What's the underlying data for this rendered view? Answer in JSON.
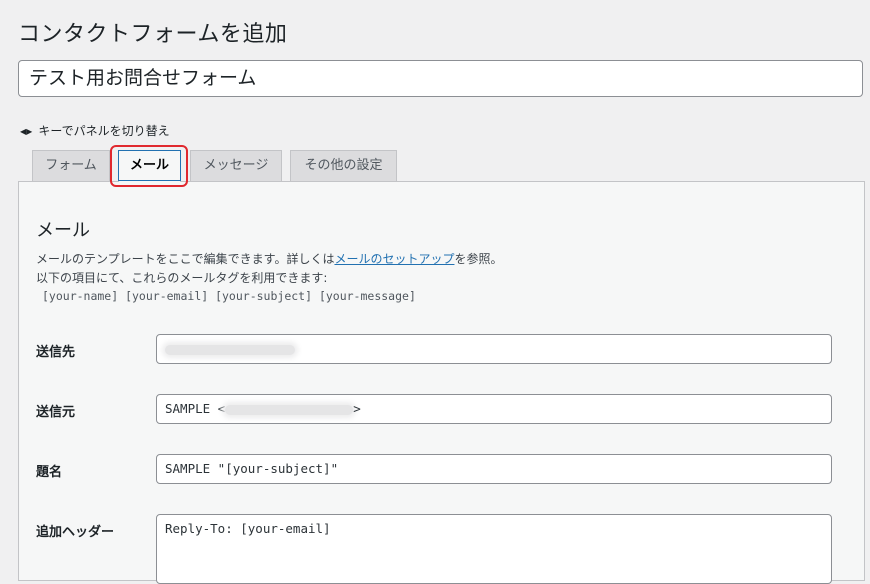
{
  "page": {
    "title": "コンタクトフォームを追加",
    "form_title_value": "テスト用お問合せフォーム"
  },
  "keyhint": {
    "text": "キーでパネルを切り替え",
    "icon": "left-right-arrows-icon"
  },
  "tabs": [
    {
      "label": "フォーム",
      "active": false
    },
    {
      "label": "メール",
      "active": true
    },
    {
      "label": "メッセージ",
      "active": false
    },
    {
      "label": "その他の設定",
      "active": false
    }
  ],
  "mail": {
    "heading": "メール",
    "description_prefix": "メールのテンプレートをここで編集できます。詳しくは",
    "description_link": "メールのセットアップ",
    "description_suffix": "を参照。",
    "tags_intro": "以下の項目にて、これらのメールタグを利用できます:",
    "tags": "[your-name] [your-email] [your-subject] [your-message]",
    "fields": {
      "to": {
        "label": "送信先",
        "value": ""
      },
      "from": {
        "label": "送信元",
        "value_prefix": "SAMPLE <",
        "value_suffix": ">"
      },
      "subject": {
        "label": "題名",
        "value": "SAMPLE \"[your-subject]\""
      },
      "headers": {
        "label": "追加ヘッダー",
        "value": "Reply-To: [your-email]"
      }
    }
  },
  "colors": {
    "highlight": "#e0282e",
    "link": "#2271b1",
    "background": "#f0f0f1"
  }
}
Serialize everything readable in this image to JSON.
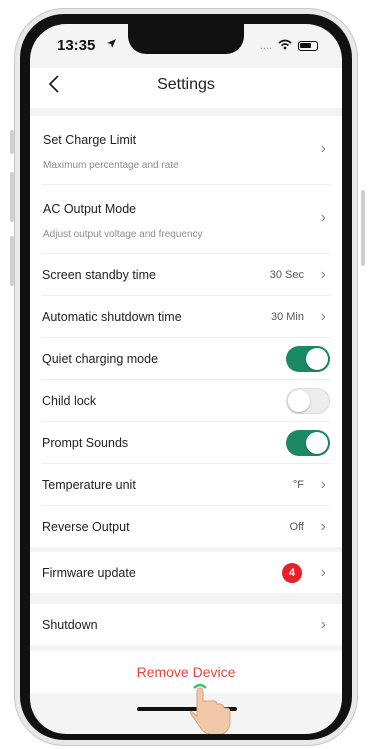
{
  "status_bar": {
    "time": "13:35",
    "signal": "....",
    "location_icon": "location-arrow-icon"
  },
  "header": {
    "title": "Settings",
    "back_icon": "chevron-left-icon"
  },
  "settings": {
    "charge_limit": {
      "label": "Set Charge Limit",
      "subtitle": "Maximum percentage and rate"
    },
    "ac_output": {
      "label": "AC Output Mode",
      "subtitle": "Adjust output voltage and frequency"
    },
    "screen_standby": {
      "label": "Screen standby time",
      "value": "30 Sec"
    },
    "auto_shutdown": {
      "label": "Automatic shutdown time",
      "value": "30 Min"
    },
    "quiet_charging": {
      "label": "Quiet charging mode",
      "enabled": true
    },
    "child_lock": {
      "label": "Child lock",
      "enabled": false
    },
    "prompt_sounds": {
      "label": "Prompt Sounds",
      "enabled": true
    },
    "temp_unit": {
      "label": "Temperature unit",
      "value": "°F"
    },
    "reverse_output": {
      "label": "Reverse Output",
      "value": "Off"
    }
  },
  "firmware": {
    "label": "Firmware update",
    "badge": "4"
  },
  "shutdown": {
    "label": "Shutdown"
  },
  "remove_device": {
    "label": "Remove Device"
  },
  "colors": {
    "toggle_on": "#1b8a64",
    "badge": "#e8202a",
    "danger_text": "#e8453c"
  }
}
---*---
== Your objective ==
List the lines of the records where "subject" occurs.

== Exercise output ==
    "tags": "[your-name] [your-email] [your-subject] [your-message]",
      "subject": {
        "value": "SAMPLE \"[your-subject]\""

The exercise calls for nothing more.